**Assignment**
Return the lines of the data below in which the string "away" occurs.
===== Data records =====
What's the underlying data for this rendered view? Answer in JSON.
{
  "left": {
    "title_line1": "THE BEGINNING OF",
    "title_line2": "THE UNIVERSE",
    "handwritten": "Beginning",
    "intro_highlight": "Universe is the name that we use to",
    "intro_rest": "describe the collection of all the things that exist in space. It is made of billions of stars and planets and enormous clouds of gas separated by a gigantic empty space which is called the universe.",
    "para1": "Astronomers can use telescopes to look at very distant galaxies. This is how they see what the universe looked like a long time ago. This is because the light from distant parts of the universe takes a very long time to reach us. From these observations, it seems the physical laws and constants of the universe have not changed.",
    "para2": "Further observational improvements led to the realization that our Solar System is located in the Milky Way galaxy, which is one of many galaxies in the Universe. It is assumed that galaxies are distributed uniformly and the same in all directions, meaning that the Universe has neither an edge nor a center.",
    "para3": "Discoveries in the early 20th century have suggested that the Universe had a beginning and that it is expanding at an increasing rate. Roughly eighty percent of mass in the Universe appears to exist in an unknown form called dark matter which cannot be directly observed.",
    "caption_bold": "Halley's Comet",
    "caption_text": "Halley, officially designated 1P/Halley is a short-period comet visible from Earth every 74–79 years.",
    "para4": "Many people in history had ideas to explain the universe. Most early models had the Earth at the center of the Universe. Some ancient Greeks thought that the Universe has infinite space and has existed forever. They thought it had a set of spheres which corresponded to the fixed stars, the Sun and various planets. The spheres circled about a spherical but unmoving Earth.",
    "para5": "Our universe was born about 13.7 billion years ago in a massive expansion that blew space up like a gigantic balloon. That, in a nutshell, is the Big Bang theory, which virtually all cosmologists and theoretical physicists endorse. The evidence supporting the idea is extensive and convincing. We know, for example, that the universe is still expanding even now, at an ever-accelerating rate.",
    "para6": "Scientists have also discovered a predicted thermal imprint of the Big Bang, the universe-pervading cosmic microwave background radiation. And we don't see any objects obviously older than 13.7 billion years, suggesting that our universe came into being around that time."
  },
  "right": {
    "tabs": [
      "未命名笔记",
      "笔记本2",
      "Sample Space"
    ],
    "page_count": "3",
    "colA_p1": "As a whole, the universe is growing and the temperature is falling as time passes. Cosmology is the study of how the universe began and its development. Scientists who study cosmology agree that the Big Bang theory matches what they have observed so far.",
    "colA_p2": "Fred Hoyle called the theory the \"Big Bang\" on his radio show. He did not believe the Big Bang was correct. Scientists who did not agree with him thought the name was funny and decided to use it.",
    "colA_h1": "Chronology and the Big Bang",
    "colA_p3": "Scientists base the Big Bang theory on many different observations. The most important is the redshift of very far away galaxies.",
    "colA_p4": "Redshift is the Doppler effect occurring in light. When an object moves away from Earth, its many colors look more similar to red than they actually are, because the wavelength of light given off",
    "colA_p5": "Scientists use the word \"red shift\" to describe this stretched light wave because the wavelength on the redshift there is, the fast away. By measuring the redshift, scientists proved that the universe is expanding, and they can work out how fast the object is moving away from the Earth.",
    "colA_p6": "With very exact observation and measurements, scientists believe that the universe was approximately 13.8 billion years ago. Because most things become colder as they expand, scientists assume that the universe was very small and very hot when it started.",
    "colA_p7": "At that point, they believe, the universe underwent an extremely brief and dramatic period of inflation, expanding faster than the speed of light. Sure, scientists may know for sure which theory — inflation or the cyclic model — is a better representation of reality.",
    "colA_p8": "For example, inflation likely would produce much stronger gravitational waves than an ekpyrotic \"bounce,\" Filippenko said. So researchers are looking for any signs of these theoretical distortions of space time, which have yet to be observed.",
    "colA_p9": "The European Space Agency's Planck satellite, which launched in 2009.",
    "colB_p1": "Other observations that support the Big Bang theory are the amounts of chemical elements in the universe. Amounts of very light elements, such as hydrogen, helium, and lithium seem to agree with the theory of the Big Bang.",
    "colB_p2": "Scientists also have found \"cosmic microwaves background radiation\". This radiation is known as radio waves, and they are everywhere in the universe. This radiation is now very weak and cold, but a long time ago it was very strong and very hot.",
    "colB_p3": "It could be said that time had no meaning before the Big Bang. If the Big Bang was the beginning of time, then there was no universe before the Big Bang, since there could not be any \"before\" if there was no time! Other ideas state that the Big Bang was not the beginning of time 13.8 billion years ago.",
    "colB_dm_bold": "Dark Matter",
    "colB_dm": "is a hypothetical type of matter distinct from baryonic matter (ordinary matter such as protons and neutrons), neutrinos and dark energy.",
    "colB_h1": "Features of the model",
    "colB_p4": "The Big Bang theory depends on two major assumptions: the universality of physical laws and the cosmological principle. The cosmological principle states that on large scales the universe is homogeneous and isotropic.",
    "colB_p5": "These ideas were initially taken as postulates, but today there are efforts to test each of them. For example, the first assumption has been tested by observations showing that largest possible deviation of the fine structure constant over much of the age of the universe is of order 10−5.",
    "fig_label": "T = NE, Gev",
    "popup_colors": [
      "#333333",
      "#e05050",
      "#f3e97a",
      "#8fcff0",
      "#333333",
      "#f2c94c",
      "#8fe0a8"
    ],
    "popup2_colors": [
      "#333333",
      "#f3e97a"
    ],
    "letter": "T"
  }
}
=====
**Your response**
    "colA_p3": "Scientists base the Big Bang theory on many different observations. The most important is the redshift of very far away galaxies.",
    "colA_p4": "Redshift is the Doppler effect occurring in light. When an object moves away from Earth, its many colors look more similar to red than they actually are, because the wavelength of light given off",
    "colA_p5": "Scientists use the word \"red shift\" to describe this stretched light wave because the wavelength on the redshift there is, the fast away. By measuring the redshift, scientists proved that the universe is expanding, and they can work out how fast the object is moving away from the Earth.",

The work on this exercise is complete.